After successful performances for JAMS, the Jazz Appreciation Music Society, Mike Costley received a star on the Palm Springs Walk of Stars on May 6, 2002 in front of the Annenberg Theater; His name was engraved on a statue of mountains in the park at The La Quinta Library; He received a Proclamation from Erie County in New York and the Key to the City in Buffalo. He performed every year for the Italian American Festivals; He performed at the Jazz Festivals on the steps of the Albright Knox Art Gallery. He received the Coachella Valley Music Award for Best Jazz Solo Artist. He was also a member of the Sons of Italy, Dolly Sinatra Lodge.

On Sunday, October 3, Mike Costley’s Celebration of Life is being held at the Indian Canyons Golf Resort, 1100 East Murray Canyon Drive in Palm Springs from 2 p.m until 6 p.m. It is an Invitation Only Event for Musicians, Family and close Friends. Wayne Boyer is organizing all the music and performances for this event that is also being videotaped and will be available for all to see online at a later date. Boyer was responsible for recording Mike’s album, “I Am A Singer,” in only one take, without Mike knowing he was recording it. That became his Signature Song. His first CD, Norwegian Wood included Wayne Boyer and Chuck Buffamonte.

Please look online at other articles about Mike; one written by Bruce Fessier who said, “Mike was the most inventive male vocalist I’ve seen in the 42 years I’ve lived in this Desert.” Others are written in Buffalo, NY.

Mike is survived by his sister Lori, his two ex-wives; Donna DeVoe and Stephanie D’Amico and numerous relatives.

“I said to the both of them, Donna, you were the Alpha and Stephanie you were the Omega, but you need to remember that in between you, there were a lot of wonderful women in Michael’s life. Everybody had a different relationship with Mike. At this Celebration of His Life, there are going to be a lot of people who will remember Michael in a different way and all I want to do is have everybody come with Love and Light in their hearts. He’s gone and we all have to appreciate who he was and what he was to you individually, that’s all that’s important. Michael lived a very charmed life and was the BEST Brother I could have ever wanted,” shared Lori Costley.
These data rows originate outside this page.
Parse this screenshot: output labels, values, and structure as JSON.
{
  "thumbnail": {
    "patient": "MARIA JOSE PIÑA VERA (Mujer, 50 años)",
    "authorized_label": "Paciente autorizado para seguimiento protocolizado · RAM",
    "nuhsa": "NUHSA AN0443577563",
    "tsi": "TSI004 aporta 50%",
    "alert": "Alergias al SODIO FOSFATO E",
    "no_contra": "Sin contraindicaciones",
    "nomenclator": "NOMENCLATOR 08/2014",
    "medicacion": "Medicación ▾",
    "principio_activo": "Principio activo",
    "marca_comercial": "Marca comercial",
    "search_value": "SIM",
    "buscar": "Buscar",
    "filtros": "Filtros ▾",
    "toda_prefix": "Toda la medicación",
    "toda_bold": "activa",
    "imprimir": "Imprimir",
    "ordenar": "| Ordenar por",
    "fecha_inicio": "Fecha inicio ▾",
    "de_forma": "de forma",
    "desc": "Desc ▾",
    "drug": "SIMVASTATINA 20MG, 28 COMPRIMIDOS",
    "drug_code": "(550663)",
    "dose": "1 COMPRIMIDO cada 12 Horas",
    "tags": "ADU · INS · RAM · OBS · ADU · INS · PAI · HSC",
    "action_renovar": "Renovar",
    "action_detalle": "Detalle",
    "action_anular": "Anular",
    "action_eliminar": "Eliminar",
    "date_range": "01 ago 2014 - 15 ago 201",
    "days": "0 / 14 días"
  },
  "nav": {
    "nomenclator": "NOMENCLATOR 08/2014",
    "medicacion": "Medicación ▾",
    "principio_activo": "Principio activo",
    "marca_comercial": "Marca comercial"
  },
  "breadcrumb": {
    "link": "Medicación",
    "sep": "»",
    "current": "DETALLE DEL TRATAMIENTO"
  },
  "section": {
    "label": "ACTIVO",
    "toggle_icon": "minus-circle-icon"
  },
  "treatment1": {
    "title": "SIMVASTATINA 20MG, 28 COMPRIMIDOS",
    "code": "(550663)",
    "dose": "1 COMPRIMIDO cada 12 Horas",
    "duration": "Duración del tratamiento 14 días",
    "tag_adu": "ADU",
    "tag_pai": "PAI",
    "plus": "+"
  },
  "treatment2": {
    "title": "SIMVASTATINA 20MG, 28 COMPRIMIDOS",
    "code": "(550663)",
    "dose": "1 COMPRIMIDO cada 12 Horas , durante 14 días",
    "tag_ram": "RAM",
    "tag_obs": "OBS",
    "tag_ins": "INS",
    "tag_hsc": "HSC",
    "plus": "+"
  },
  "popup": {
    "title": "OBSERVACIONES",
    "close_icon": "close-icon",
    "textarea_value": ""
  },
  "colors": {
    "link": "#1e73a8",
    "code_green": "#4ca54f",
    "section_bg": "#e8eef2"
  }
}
Rest In Peace with Our Lord, Honey. We will see you again in Glory.